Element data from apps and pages
========================================
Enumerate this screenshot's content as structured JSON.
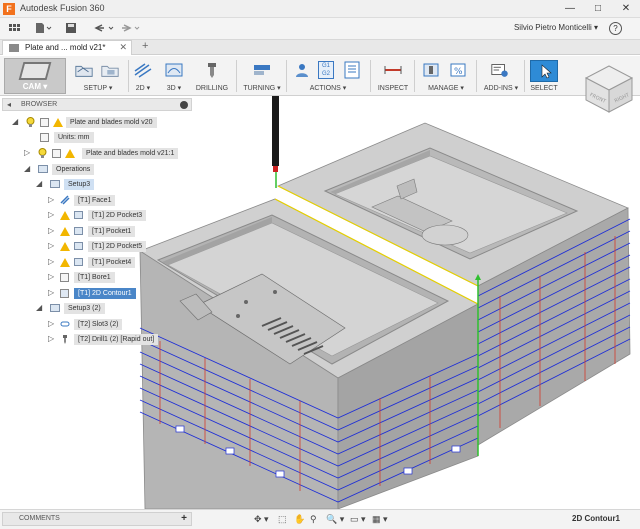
{
  "titlebar": {
    "app_icon": "F",
    "title": "Autodesk Fusion 360",
    "minimize": "—",
    "maximize": "□",
    "close": "✕"
  },
  "quickbar": {
    "user": "Silvio Pietro Monticelli ▾",
    "help": "?"
  },
  "doc_tab": {
    "label": "Plate and ... mold v21*",
    "close": "✕",
    "new": "+"
  },
  "toolbar": {
    "workspace": "CAM ▾",
    "groups": [
      {
        "label": "SETUP ▾"
      },
      {
        "label": "2D ▾"
      },
      {
        "label": "3D ▾"
      },
      {
        "label": "DRILLING"
      },
      {
        "label": "TURNING ▾"
      },
      {
        "label": "ACTIONS ▾"
      },
      {
        "label": "INSPECT"
      },
      {
        "label": "MANAGE ▾"
      },
      {
        "label": "ADD-INS ▾"
      },
      {
        "label": "SELECT"
      }
    ],
    "g1": "G1",
    "g2": "G2"
  },
  "viewcube": {
    "front": "FRONT",
    "right": "RIGHT"
  },
  "browser": {
    "header": "BROWSER",
    "collapse_arrow": "◂",
    "nodes": [
      {
        "label": "Plate and blades mold v20"
      },
      {
        "label": "Units: mm"
      },
      {
        "label": "Plate and blades mold v21:1"
      },
      {
        "label": "Operations"
      },
      {
        "label": "Setup3"
      },
      {
        "label": "[T1] Face1"
      },
      {
        "label": "[T1] 2D Pocket3"
      },
      {
        "label": "[T1] Pocket1"
      },
      {
        "label": "[T1] 2D Pocket5"
      },
      {
        "label": "[T1] Pocket4"
      },
      {
        "label": "[T1] Bore1"
      },
      {
        "label": "[T1] 2D Contour1"
      },
      {
        "label": "Setup3 (2)"
      },
      {
        "label": "[T2] Slot3 (2)"
      },
      {
        "label": "[T2] Drill1 (2) [Rapid out]"
      }
    ]
  },
  "bottom": {
    "comments": "COMMENTS",
    "comments_add": "+",
    "status": "2D Contour1",
    "nav_icons": [
      "✥ ▾",
      "⬚",
      "✋",
      "⚲",
      "🔍 ▾",
      "▭ ▾",
      "▦ ▾"
    ]
  },
  "colors": {
    "accent": "#2e8bd6",
    "selection": "#4a86c8",
    "toolpath_blue": "#1f2fd6",
    "toolpath_red": "#d43a2a",
    "part_grey": "#c4c4c4",
    "warning": "#f2b600"
  }
}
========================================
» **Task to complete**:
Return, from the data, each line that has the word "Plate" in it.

» **Solution to this problem**:
    "label": "Plate and ... mold v21*",
        "label": "Plate and blades mold v20"
        "label": "Plate and blades mold v21:1"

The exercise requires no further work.